Jorge Sánchez-Chiong: Ideally, working as an artist in modern-day culture involves active engagement with its many fields and events. Important elements of my work emerge from an intense preoccupation with aesthetic discourses in other fields of art or music. This requires me to pursue a largely open concept of culture or rather to keep redefining existing concepts. In the mid to late 90s, I embarked on an intense cooperation with Vienna’s improvisional and electronic music scene, until I became part of that scene myself. I had to leave behind an array of production and communication techniques, attitudes and expectations, that I had developed during my training. This transition was intensified further by my preoccupation with performance and video art, noise music and club culture, which brought me into fruitful contact with innovative contemporary and progressive approaches.

Are there still differences between your home culture and the culture of your choice with regard to new music?
Jorge Sánchez-Chiong: If I didn’t see myself as a Viennese-by-choice, I’d say that I’m living in cultural asylum: unfortunately, there is little space or understanding in my native Venezuela for the kind of music that I want to make. In the first ten years after coming to Europe when I was eighteen, I returned to Caracas at least once a year to give talks, workshops, and concerts. Since the left-wing revolutionary party has seized power, I have been back only twice, for about five weeks within the last seventeen years. For me as a leftist Latin American, the disastrous failure of Hugo Chávez’s Bolivian revolution is a tragedy. Without the freedom of thought or political debate, there is no hope for culture to flourish in keeping with our (progressive) times.
Elena Mendoza: Absolutely.

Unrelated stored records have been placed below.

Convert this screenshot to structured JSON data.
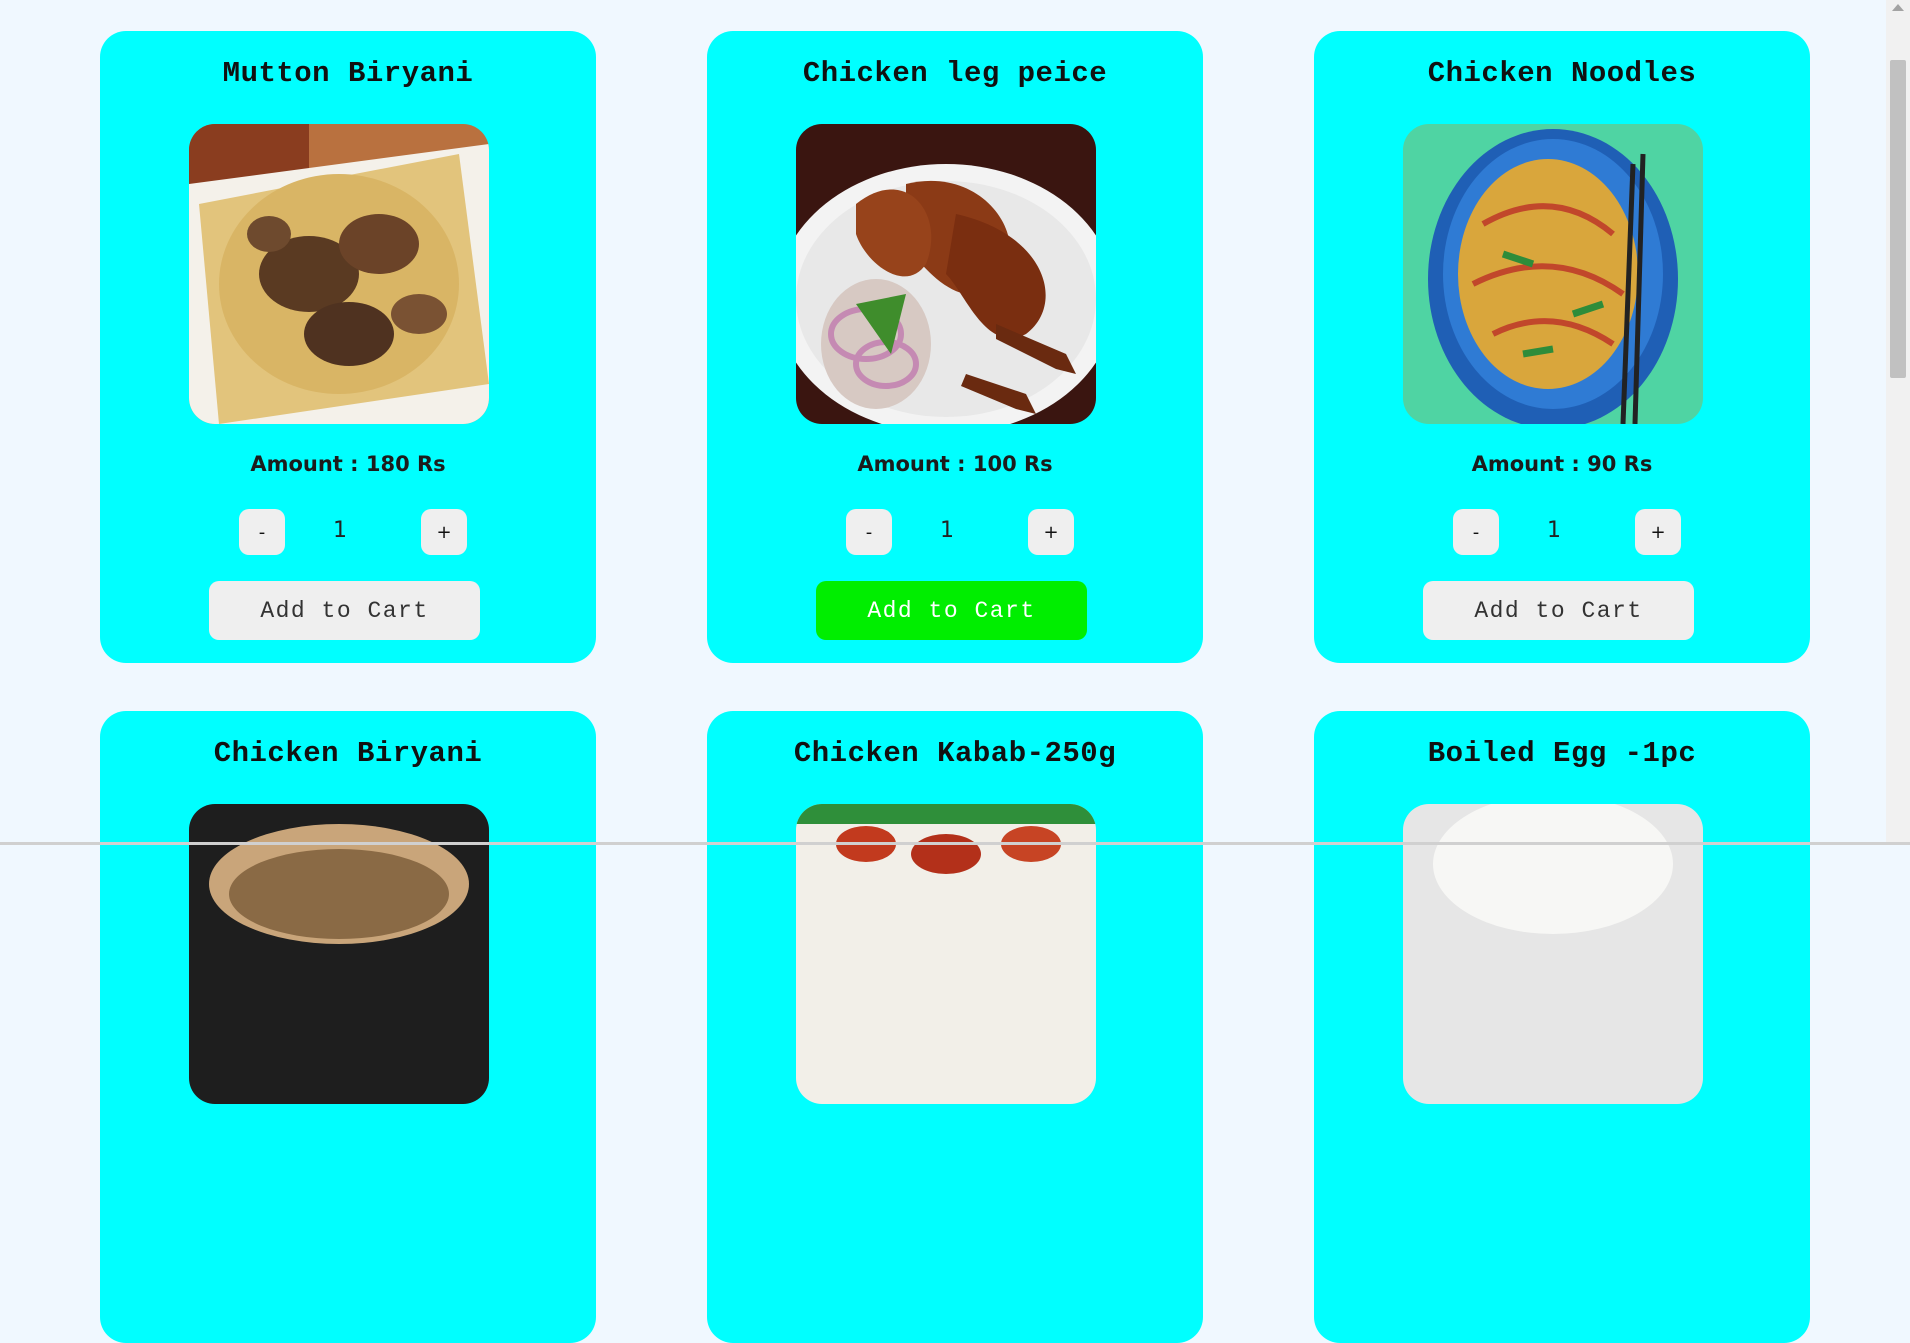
{
  "products": [
    {
      "name": "Mutton Biryani",
      "amount": "Amount : 180 Rs",
      "qty": "1",
      "minus": "-",
      "plus": "+",
      "cart": "Add to Cart",
      "image": "mutton-biryani-image",
      "cart_active": false
    },
    {
      "name": "Chicken leg peice",
      "amount": "Amount : 100 Rs",
      "qty": "1",
      "minus": "-",
      "plus": "+",
      "cart": "Add to Cart",
      "image": "chicken-leg-image",
      "cart_active": true
    },
    {
      "name": "Chicken Noodles",
      "amount": "Amount : 90 Rs",
      "qty": "1",
      "minus": "-",
      "plus": "+",
      "cart": "Add to Cart",
      "image": "chicken-noodles-image",
      "cart_active": false
    },
    {
      "name": "Chicken Biryani",
      "image": "chicken-biryani-image"
    },
    {
      "name": "Chicken Kabab-250g",
      "image": "chicken-kabab-image"
    },
    {
      "name": "Boiled Egg -1pc",
      "image": "boiled-egg-image"
    }
  ],
  "colors": {
    "page_background": "#f0f8ff",
    "card_background": "#00ffff",
    "button_gray": "#efefef",
    "cart_active": "#00ee00"
  }
}
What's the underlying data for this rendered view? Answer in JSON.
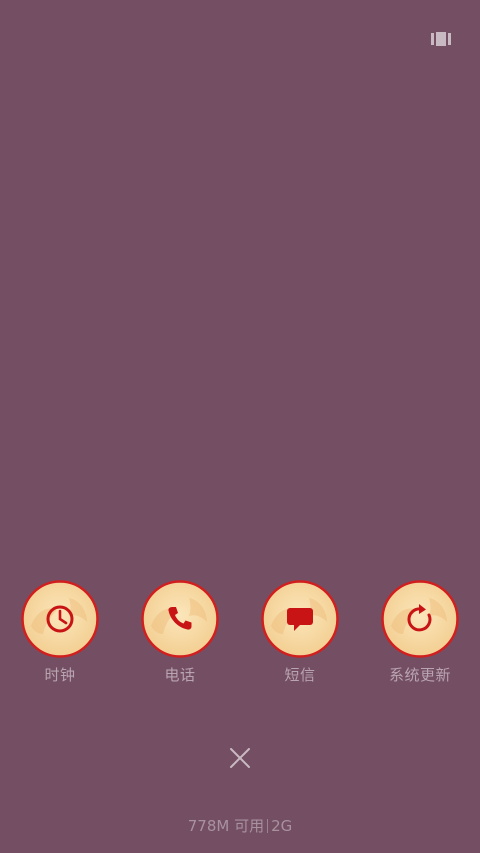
{
  "top_bar": {
    "recents_toggle_icon": "card-view-icon"
  },
  "apps": [
    {
      "label": "时钟",
      "icon": "clock-icon"
    },
    {
      "label": "电话",
      "icon": "phone-icon"
    },
    {
      "label": "短信",
      "icon": "message-icon"
    },
    {
      "label": "系统更新",
      "icon": "refresh-icon"
    }
  ],
  "close_button": {
    "icon": "close-icon"
  },
  "memory_status": {
    "available": "778M 可用",
    "total": "2G"
  },
  "colors": {
    "background": "#744e63",
    "icon_fill": "#f7d9a3",
    "icon_ring": "#d11f1f",
    "label_text": "#b9a4b1"
  }
}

Aesthetic perception is cultural. I keep experiencing that my music is received very differently in Germany, Spain, Austria, France, or Switzerland

With which expectations do you attend presentations of your work at arts universities or music schools?
Elena Mendoza: I love exchange and let myself be surprised by its outcomes!
Jorge Sánchez-Chiong: Well, expectations are justifiably high — I had one of my most wonderful, most interesting teaching experiences at ZHdK, when I took over Germán Toro-Pérez’s group of electroacoustic composition majors last year.

Prof. Dr. Jörn Peter Hiekel (joern_peter.hiekel@zhdk.ch) is a musicologist and musician and lectures on the history of music at Zurich University of the Arts.

The Studio for Contemporary Music is among those divisions at ZHdK offering most public events. One key feature of its richly faceted programme, which reaches out to all sections of the general public interested in music, are regular events portraying influential composers from across the world, whose music is presented in concerts, workshops, and open discussions. These formats offer students a vital opportunity to have intensive contact with contemporary music — and the audience the equally attractive and important experience that engaging with music can amount to considerably more than sheer devotion to familiar idioms.

Contemporary music at ZHdK